Modalism

The anti-Trinitarian belief that the Father, Son and Holy Spirit are “modes” of God, but not true persons capable of interacting with one another.

The early church initially struggled with the question of whether Jesus was fully God (see Ebionism, Docetism, and Adoptionism) in the same sense as the Father.  Once the councils agreed that Jesus is fully God (as is the Holy Spirit), they struggled to reconcile this with monotheism. 

Modalism offered a simple and enticing solution.  Its proponents taught that God is a mono-personal being that can change “modes,” assuming the role of the Father, Son, and Holy Spirit at different times.  Webster’s metaphysical definition for mode is “the form, or way of being, of something, as distinct from its substance.”  Modalism teaches that God has one substance, but several “ways of being.”  The common illustration that the Trinity is like the forms of water–ice, liquid, and steam–unfortunately is an exact representation of Modalism rather than Trinitarianism.

Although Modalism initially has appeal in its simplicity, it is a dangerous teaching because it misunderstands not only “what” God is, but more importantly, “who” God is and therefore who we are.  If the Father, Son, and Spirit are only modes of God (or “masks” as some taught), then the God behind the mask is unknown to us. We are forced to understand the Father, Son and Spirit as illusions and not the true God we desire to know and love.  Moreover, if we are God’s children in relation to him as Father, but the Father is an illusion, then our status as his children is also an illusion (Gal 4:6).
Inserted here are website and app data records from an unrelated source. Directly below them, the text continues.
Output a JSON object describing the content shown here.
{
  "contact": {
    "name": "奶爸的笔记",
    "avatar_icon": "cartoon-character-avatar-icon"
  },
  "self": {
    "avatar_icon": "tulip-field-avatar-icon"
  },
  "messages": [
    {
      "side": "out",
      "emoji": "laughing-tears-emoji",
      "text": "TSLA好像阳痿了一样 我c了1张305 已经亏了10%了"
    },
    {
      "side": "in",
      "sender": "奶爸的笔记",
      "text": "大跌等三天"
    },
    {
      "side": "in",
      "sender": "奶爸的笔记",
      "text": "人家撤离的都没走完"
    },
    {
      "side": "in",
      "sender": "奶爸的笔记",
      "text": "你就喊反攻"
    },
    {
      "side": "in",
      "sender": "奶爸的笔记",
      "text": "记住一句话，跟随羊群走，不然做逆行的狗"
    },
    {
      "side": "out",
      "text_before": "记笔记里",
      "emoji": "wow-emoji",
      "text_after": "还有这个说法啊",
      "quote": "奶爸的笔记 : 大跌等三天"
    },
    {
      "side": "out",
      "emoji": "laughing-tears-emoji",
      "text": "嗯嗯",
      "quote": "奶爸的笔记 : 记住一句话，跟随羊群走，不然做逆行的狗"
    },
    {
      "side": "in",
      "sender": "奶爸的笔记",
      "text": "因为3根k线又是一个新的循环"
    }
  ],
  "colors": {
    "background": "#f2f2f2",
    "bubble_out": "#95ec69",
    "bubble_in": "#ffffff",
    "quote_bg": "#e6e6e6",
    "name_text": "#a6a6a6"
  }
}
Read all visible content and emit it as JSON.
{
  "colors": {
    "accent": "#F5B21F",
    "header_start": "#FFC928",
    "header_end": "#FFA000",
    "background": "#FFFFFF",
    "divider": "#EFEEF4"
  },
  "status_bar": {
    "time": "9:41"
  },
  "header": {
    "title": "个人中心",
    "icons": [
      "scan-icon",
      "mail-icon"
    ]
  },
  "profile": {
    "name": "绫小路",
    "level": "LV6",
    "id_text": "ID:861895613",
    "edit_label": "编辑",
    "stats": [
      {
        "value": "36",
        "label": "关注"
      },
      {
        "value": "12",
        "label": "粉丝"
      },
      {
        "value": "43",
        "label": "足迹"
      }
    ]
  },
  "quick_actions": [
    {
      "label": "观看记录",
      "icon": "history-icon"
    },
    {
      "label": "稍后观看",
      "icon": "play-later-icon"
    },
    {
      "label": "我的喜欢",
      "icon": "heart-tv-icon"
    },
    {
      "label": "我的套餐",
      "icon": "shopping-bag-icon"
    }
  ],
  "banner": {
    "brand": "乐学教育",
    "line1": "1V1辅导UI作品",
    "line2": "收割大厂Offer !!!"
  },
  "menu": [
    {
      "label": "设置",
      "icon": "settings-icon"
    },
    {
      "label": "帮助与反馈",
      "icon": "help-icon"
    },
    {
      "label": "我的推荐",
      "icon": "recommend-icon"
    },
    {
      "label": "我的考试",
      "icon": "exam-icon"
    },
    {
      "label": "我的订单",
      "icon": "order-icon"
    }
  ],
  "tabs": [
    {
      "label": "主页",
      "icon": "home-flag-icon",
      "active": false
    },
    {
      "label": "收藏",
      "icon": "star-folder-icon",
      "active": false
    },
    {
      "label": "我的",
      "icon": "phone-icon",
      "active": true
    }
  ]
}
Modalism also fails to account for greater than 70 passages in Scripture where the Father, Son and Spirit are mentioned together as distinct from one another and as interacting with one another.  In Jesus’ baptism (Matt. 3:16-17), the Father speaks and the Spirit descends upon Jesus.  In the Garden of Gethsamane (Mark 14:36) and hanging on the cross (Luke 23:46), Jesus himself prays to Father.  John’s Gospel is full of reference to the three person’s relations, not only in their speaking to one another (John 17), but in actions such as “sending” (John 14:24-26; 20:21) and “loving” (John 3:35; 14:32; 15:9).  The epistles also show the three persons as distinct.  Galatians 1:1 teaches the Father raised the Son; 1 John 2:1 teaches the Christ is an advocate between humanity and the Father; 1 Peter 1:2 teaches different roles for each Person of God in the salvation of man;  the relationship between the Father and the Son is given as the modal for the fellowship between believers (1 John 1:3).

Modalism was the most common Trinitarian error in the history of the church and it continues today.  Many in the church may inadvertently hold to Modalism without realizing it, but others still openly deny the personal distinctiveness of the Father, Son and Spirit.  Groups such as Oneness Pentecostals and the "Jesus only" movement, popular preachers (notably T.D. Jakes),  and even some Christian musicians (such as Philips, Craig and Dean, click here for more) are modern Modalists.